**What you need to do**
From the first line to the last, reproduce the records exactly as they appear below.

**Records for processing**
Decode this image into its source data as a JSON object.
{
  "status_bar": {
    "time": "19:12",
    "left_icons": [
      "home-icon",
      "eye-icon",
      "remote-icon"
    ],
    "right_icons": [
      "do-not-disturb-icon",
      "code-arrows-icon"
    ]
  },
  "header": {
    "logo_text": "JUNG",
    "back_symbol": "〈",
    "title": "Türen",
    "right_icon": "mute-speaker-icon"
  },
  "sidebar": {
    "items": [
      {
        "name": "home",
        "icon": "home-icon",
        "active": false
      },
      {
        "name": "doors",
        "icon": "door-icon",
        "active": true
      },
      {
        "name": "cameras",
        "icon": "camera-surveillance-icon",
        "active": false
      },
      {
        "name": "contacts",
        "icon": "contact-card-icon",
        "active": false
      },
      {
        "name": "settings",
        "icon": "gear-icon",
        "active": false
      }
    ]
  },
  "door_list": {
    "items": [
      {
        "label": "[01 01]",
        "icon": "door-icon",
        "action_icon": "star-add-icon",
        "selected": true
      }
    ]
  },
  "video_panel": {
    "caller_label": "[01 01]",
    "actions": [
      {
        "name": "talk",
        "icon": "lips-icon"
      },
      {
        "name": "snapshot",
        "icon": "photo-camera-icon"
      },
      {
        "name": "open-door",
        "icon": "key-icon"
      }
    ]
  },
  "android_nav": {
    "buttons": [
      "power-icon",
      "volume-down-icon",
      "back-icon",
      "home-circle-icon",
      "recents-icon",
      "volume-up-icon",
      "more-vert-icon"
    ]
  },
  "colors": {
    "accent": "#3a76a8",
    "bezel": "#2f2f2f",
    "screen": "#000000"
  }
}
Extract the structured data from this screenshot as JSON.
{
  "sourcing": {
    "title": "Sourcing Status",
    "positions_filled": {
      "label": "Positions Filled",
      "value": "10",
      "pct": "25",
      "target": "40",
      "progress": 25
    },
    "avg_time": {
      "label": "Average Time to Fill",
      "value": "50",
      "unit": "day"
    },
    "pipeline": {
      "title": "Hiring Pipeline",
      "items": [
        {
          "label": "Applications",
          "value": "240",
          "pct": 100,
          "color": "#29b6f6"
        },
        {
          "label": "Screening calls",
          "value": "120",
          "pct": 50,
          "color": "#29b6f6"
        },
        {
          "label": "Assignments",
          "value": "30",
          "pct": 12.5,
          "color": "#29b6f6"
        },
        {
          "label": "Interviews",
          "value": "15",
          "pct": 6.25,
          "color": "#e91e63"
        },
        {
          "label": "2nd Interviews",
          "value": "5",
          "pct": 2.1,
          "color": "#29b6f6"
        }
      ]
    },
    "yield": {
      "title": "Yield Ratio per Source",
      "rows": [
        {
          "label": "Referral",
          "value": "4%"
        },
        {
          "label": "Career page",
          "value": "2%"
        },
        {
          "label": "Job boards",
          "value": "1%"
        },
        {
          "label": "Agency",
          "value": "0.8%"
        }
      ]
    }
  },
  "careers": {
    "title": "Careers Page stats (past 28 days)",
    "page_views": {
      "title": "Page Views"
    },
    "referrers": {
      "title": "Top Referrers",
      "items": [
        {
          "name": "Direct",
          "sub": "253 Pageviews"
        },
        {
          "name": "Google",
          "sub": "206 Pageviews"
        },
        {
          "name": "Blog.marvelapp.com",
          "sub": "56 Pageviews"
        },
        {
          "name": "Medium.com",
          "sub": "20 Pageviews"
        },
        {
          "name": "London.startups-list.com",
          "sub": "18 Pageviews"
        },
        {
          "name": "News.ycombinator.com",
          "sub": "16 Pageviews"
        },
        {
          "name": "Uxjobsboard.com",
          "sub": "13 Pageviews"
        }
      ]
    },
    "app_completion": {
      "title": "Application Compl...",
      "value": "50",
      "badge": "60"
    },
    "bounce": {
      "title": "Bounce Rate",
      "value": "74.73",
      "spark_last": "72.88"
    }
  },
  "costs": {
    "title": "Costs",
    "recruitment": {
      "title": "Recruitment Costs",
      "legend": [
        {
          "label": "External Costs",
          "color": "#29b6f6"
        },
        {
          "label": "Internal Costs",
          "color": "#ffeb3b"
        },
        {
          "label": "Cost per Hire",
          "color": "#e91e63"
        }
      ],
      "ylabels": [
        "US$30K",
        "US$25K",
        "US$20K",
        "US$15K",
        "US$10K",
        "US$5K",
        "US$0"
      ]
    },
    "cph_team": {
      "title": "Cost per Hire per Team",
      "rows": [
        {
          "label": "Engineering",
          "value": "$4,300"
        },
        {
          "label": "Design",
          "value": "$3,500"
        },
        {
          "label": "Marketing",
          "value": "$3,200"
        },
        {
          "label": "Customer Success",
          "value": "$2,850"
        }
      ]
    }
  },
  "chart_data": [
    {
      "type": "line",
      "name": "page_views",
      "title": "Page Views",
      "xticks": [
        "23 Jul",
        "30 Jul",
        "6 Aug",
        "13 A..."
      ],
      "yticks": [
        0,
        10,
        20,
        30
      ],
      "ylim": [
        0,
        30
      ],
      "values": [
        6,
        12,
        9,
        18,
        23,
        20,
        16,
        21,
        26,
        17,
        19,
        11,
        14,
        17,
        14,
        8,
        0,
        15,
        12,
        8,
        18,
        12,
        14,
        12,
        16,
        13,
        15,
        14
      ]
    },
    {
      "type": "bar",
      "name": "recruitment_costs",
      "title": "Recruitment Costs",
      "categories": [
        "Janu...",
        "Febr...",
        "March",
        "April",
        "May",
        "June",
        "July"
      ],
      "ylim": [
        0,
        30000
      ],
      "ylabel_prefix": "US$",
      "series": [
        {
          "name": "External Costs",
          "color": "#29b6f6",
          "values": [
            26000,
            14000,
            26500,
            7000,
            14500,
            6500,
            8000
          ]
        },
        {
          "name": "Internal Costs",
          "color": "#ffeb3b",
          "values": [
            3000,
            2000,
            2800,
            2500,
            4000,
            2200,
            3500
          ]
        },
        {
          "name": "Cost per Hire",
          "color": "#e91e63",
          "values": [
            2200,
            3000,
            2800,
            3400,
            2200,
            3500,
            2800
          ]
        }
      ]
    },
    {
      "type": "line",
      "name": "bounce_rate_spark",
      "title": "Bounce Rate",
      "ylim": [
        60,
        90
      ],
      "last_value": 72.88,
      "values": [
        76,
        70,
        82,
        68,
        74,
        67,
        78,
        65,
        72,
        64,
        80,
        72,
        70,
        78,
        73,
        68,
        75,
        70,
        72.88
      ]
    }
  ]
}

**Your response**
Decode this image into its source data as a JSON object.
{
  "status_bar": {
    "time": "19:12",
    "left_icons": [
      "home-icon",
      "eye-icon",
      "remote-icon"
    ],
    "right_icons": [
      "do-not-disturb-icon",
      "code-arrows-icon"
    ]
  },
  "header": {
    "logo_text": "JUNG",
    "back_symbol": "〈",
    "title": "Türen",
    "right_icon": "mute-speaker-icon"
  },
  "sidebar": {
    "items": [
      {
        "name": "home",
        "icon": "home-icon",
        "active": false
      },
      {
        "name": "doors",
        "icon": "door-icon",
        "active": true
      },
      {
        "name": "cameras",
        "icon": "camera-surveillance-icon",
        "active": false
      },
      {
        "name": "contacts",
        "icon": "contact-card-icon",
        "active": false
      },
      {
        "name": "settings",
        "icon": "gear-icon",
        "active": false
      }
    ]
  },
  "door_list": {
    "items": [
      {
        "label": "[01 01]",
        "icon": "door-icon",
        "action_icon": "star-add-icon",
        "selected": true
      }
    ]
  },
  "video_panel": {
    "caller_label": "[01 01]",
    "actions": [
      {
        "name": "talk",
        "icon": "lips-icon"
      },
      {
        "name": "snapshot",
        "icon": "photo-camera-icon"
      },
      {
        "name": "open-door",
        "icon": "key-icon"
      }
    ]
  },
  "android_nav": {
    "buttons": [
      "power-icon",
      "volume-down-icon",
      "back-icon",
      "home-circle-icon",
      "recents-icon",
      "volume-up-icon",
      "more-vert-icon"
    ]
  },
  "colors": {
    "accent": "#3a76a8",
    "bezel": "#2f2f2f",
    "screen": "#000000"
  }
}
Extract the structured data from this screenshot as JSON.
{
  "sourcing": {
    "title": "Sourcing Status",
    "positions_filled": {
      "label": "Positions Filled",
      "value": "10",
      "pct": "25",
      "target": "40",
      "progress": 25
    },
    "avg_time": {
      "label": "Average Time to Fill",
      "value": "50",
      "unit": "day"
    },
    "pipeline": {
      "title": "Hiring Pipeline",
      "items": [
        {
          "label": "Applications",
          "value": "240",
          "pct": 100,
          "color": "#29b6f6"
        },
        {
          "label": "Screening calls",
          "value": "120",
          "pct": 50,
          "color": "#29b6f6"
        },
        {
          "label": "Assignments",
          "value": "30",
          "pct": 12.5,
          "color": "#29b6f6"
        },
        {
          "label": "Interviews",
          "value": "15",
          "pct": 6.25,
          "color": "#e91e63"
        },
        {
          "label": "2nd Interviews",
          "value": "5",
          "pct": 2.1,
          "color": "#29b6f6"
        }
      ]
    },
    "yield": {
      "title": "Yield Ratio per Source",
      "rows": [
        {
          "label": "Referral",
          "value": "4%"
        },
        {
          "label": "Career page",
          "value": "2%"
        },
        {
          "label": "Job boards",
          "value": "1%"
        },
        {
          "label": "Agency",
          "value": "0.8%"
        }
      ]
    }
  },
  "careers": {
    "title": "Careers Page stats (past 28 days)",
    "page_views": {
      "title": "Page Views"
    },
    "referrers": {
      "title": "Top Referrers",
      "items": [
        {
          "name": "Direct",
          "sub": "253 Pageviews"
        },
        {
          "name": "Google",
          "sub": "206 Pageviews"
        },
        {
          "name": "Blog.marvelapp.com",
          "sub": "56 Pageviews"
        },
        {
          "name": "Medium.com",
          "sub": "20 Pageviews"
        },
        {
          "name": "London.startups-list.com",
          "sub": "18 Pageviews"
        },
        {
          "name": "News.ycombinator.com",
          "sub": "16 Pageviews"
        },
        {
          "name": "Uxjobsboard.com",
          "sub": "13 Pageviews"
        }
      ]
    },
    "app_completion": {
      "title": "Application Compl...",
      "value": "50",
      "badge": "60"
    },
    "bounce": {
      "title": "Bounce Rate",
      "value": "74.73",
      "spark_last": "72.88"
    }
  },
  "costs": {
    "title": "Costs",
    "recruitment": {
      "title": "Recruitment Costs",
      "legend": [
        {
          "label": "External Costs",
          "color": "#29b6f6"
        },
        {
          "label": "Internal Costs",
          "color": "#ffeb3b"
        },
        {
          "label": "Cost per Hire",
          "color": "#e91e63"
        }
      ],
      "ylabels": [
        "US$30K",
        "US$25K",
        "US$20K",
        "US$15K",
        "US$10K",
        "US$5K",
        "US$0"
      ]
    },
    "cph_team": {
      "title": "Cost per Hire per Team",
      "rows": [
        {
          "label": "Engineering",
          "value": "$4,300"
        },
        {
          "label": "Design",
          "value": "$3,500"
        },
        {
          "label": "Marketing",
          "value": "$3,200"
        },
        {
          "label": "Customer Success",
          "value": "$2,850"
        }
      ]
    }
  },
  "chart_data": [
    {
      "type": "line",
      "name": "page_views",
      "title": "Page Views",
      "xticks": [
        "23 Jul",
        "30 Jul",
        "6 Aug",
        "13 A..."
      ],
      "yticks": [
        0,
        10,
        20,
        30
      ],
      "ylim": [
        0,
        30
      ],
      "values": [
        6,
        12,
        9,
        18,
        23,
        20,
        16,
        21,
        26,
        17,
        19,
        11,
        14,
        17,
        14,
        8,
        0,
        15,
        12,
        8,
        18,
        12,
        14,
        12,
        16,
        13,
        15,
        14
      ]
    },
    {
      "type": "bar",
      "name": "recruitment_costs",
      "title": "Recruitment Costs",
      "categories": [
        "Janu...",
        "Febr...",
        "March",
        "April",
        "May",
        "June",
        "July"
      ],
      "ylim": [
        0,
        30000
      ],
      "ylabel_prefix": "US$",
      "series": [
        {
          "name": "External Costs",
          "color": "#29b6f6",
          "values": [
            26000,
            14000,
            26500,
            7000,
            14500,
            6500,
            8000
          ]
        },
        {
          "name": "Internal Costs",
          "color": "#ffeb3b",
          "values": [
            3000,
            2000,
            2800,
            2500,
            4000,
            2200,
            3500
          ]
        },
        {
          "name": "Cost per Hire",
          "color": "#e91e63",
          "values": [
            2200,
            3000,
            2800,
            3400,
            2200,
            3500,
            2800
          ]
        }
      ]
    },
    {
      "type": "line",
      "name": "bounce_rate_spark",
      "title": "Bounce Rate",
      "ylim": [
        60,
        90
      ],
      "last_value": 72.88,
      "values": [
        76,
        70,
        82,
        68,
        74,
        67,
        78,
        65,
        72,
        64,
        80,
        72,
        70,
        78,
        73,
        68,
        75,
        70,
        72.88
      ]
    }
  ]
}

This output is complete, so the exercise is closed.